There is one final routine, find_structural_bits_in_slice, that ties it all together and is invoked with a slice of the message buffer in order to find the incremental offsets.

Stage 2

During Stage 2 the tape structure is constructed. It is essentially a single function that jumps around as it finds the various structural characters and builds the hierarchy of the JSON document that it processes. The values of the JSON elements such as strings, integers, booleans etc. are parsed and written to the tape.

Any errors (such as an array not being closed or a missing closing brace) are detected and reported back as errors to the client.

Tape format

Similarly to simdjson, simdjson-go parses the structure onto a ‘tape’ format. With this format it is possible to skip over arrays and (sub)objects as the sizes are recorded in the tape.

simdjson-go format is exactly the same as the simdjson tape format with the following 2 exceptions:

In order to support ndjson, it is possible to have many root elements on the tape. Also, to allow for fast navigation over root elements, a root points to the next root element (and as such the last root element points 1 index past the length of the tape).

Strings are handled differently, unlike simdjson the string size is not prepended in the String buffer but is added as an additional element to the tape itself (much like integers and floats). Only strings that contain special characters are copied to the String buffer in which case the payload from the tape is the offset into the String buffer. For string values without special characters the tape’s payload points directly into the message buffer.

For more information, see TestStage2BuildTape in stage2_build_tape_test.go.

Minor number inprecisions

The number parser has minor inprecisions compared to Golang’s standard number parsing. There is constant GOLANG_NUMBER_PARSING (on by default) that uses Go’s parsing functionality at the expense of giving up some performance. Note that the performance metrics mentioned above have been measured by setting the GOLANG_NUMBER_PARSING to false.

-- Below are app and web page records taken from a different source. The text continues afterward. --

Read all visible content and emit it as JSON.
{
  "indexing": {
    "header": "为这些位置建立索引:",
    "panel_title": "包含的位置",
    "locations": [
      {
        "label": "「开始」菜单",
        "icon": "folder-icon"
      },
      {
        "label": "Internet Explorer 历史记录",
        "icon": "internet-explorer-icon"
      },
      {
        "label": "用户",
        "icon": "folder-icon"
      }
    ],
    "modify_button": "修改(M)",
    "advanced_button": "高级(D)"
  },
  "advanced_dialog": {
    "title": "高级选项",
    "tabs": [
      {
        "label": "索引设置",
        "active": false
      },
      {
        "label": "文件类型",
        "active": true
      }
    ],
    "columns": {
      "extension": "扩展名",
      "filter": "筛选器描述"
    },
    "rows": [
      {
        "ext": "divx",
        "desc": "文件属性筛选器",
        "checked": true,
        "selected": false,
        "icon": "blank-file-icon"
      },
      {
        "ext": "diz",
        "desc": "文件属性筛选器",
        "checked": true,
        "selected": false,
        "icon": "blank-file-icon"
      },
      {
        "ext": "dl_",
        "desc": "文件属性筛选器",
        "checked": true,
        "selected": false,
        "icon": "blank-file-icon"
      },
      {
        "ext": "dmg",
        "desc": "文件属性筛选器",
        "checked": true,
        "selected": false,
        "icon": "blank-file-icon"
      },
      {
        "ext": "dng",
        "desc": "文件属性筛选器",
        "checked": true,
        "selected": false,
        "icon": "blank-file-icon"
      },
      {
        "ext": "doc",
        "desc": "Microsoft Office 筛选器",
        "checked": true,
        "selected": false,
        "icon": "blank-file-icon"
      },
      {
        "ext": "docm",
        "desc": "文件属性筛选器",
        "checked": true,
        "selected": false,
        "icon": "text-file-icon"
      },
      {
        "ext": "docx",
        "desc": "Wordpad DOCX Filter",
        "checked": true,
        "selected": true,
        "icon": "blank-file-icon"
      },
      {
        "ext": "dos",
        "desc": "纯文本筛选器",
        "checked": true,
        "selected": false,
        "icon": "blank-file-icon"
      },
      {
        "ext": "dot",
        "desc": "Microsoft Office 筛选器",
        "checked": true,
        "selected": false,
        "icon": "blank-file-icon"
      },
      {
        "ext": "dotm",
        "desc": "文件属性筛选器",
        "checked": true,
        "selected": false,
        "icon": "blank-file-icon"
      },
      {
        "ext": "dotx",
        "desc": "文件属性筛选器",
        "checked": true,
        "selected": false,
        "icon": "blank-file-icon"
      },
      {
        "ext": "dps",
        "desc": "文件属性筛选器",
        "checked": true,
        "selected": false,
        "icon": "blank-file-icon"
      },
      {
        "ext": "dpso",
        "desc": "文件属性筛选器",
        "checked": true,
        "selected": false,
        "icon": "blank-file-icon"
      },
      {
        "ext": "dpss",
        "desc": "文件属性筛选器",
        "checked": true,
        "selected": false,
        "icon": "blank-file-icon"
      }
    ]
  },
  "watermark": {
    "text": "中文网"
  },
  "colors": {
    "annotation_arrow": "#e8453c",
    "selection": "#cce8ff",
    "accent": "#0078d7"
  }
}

Fuzz Tests

simdjson-go has been extensively fuzz tested to ensure that input cannot generate crashes and that output matches the standard library.

The fuzzers and corpus are contained in a separate repository at

The repo contains information on how to run them.


simdjson-go is released under the Apache License v2.0. You can find the complete text in the file LICENSE.


Contributions are welcome, please send PRs for any enhancements.

If your PR include parsing changes please run fuzz testers for a couple of hours.